The question is not whether leaving Iraq will create a bloodbath like Vietnam. The question is whether the American people can trust the judgment of this President and administration to make that assessment.

The verdict of the majority of Americans is in, and the answer is no. This administration has forfeited any expectation of retaining the confidence and support of the American people in their judgment on war. As a result, we have no alternative but to substitute the collective judgment of our representatives in Congress, until such time as we elect a new president. This is not optimal, in fact, it is a very, very bad substitute. We just have no other choice.

This is not to say, that the Petraeus "surge" strategy should be dismissed out of hand as the appropriate strategy now. Personally, I am highly dubious. For me to support it, I have to hear that Congress supports it, as I have no confidence in this President to make a correct war decision. The "surge" debate in Congress will be contentious, heated, with strongly expressed views on both side. That is the way it should be. That is the way our government is designed to work. But arguments comparing a 1975 cutoff of funds for Vietnam to 2007 Iraq will not be persuasive.

That said, and despite Kevin Sullivan's reasonable admonition, it is worth considering the factual basis of the rhetorical question in the title of this post - to explore whether, which and how lessons extracted from the Vietnam experience can be applied to Iraq.

Over the next couple of posts, we'll stage that question by casting two actors who had major roles to play in both the Vietnam and Iraq theater - Henry Kissinger and Colin Powell.

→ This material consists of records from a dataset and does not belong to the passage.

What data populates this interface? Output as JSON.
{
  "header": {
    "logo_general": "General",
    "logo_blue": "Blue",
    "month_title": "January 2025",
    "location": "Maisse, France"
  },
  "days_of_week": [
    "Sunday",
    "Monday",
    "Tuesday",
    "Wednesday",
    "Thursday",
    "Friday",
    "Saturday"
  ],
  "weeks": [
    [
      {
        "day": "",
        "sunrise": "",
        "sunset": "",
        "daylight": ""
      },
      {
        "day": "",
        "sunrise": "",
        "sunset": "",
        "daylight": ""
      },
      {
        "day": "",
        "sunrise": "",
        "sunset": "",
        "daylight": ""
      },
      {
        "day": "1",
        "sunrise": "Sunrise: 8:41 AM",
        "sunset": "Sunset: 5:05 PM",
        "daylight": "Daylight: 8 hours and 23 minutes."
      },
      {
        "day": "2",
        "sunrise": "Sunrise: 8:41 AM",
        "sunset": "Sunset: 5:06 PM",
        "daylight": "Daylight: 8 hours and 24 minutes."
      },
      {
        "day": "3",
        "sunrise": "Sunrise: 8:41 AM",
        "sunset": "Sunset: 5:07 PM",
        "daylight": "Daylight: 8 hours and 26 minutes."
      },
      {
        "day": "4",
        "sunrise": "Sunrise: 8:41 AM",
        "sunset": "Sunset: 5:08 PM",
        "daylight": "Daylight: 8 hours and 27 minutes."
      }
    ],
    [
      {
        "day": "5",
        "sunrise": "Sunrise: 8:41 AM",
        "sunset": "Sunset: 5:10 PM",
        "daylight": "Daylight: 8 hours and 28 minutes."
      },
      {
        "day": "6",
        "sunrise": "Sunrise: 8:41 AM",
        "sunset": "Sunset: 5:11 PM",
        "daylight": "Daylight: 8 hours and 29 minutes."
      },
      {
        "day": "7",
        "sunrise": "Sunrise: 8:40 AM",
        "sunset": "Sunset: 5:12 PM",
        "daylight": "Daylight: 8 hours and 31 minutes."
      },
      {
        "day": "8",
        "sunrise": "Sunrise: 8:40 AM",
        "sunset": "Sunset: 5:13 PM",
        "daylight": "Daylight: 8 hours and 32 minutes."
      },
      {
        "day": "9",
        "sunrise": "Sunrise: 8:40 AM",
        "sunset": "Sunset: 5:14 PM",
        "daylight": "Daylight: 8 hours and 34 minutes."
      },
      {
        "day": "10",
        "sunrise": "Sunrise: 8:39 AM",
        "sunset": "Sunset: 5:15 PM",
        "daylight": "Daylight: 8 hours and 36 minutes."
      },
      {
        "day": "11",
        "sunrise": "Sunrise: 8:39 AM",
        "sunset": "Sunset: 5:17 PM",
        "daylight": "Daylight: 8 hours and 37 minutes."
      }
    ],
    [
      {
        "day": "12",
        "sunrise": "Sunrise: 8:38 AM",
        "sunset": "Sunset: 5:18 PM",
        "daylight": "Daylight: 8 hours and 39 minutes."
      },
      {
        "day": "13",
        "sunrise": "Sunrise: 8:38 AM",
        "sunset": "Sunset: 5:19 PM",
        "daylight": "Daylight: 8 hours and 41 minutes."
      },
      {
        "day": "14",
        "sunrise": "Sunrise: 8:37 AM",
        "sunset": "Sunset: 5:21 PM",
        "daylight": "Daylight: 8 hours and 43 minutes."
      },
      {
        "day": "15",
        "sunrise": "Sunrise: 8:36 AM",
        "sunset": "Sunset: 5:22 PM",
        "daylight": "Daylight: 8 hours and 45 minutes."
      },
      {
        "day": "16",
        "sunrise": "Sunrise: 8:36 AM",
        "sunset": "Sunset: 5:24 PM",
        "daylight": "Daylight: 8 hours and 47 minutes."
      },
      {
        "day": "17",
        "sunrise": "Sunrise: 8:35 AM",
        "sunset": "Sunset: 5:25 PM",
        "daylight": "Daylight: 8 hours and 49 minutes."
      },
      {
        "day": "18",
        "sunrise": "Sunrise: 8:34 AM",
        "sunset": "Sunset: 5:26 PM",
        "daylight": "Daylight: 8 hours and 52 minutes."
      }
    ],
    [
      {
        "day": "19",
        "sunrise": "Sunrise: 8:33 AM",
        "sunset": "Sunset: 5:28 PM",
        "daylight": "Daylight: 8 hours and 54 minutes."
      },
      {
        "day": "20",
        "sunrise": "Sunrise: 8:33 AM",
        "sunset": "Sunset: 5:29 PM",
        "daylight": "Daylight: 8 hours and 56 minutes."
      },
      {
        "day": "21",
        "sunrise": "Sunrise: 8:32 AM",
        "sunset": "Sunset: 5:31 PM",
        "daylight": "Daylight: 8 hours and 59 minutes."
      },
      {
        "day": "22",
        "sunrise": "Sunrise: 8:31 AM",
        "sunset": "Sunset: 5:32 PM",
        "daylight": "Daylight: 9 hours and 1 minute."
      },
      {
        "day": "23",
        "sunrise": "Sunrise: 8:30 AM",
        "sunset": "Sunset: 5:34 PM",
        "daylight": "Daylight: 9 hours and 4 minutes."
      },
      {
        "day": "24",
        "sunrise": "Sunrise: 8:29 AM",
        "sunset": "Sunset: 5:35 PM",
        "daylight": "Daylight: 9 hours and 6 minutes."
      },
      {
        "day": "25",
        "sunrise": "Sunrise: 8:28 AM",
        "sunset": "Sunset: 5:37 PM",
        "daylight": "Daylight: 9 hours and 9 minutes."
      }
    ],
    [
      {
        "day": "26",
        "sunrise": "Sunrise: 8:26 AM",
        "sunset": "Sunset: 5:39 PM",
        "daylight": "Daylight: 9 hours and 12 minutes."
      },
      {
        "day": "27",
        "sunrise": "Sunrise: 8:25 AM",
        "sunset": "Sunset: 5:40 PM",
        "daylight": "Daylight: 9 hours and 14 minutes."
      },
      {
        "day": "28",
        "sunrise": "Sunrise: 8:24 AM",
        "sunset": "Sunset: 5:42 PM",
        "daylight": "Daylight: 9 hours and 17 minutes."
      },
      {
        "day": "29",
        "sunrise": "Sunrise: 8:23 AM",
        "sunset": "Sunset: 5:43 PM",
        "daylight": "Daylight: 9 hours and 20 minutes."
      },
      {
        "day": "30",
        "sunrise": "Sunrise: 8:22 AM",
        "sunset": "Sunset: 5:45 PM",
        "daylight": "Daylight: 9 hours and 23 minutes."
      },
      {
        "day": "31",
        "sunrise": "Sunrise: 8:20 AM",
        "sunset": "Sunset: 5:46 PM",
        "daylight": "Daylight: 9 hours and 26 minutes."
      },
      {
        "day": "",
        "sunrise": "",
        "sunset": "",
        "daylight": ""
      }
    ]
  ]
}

*NOTE: This example is, coincidently, the very comment exchange that caused RedState to ban DWSUWF, a state that continues to this day, despite my conversion to Republicanism and supporting a Republican for President in 2008. It is a puzzlement.

Divided and Balanced.™ Now that is fair.

1 comment:

Uncle Mikey said...

I think your correct and I would like to add that although no two things are alike there can still be some similarities. I just saw this documentary, Sir! No sir!. Which is about the G.I. movement during Vietnam and how they made underground newspapers about what was really going on. It reminded me of the soldiers in Iraq blogging about their experiences. We can always depend on the human desire to speak freely. HERE'S THEIR WEBSITE , it's pretty interesting.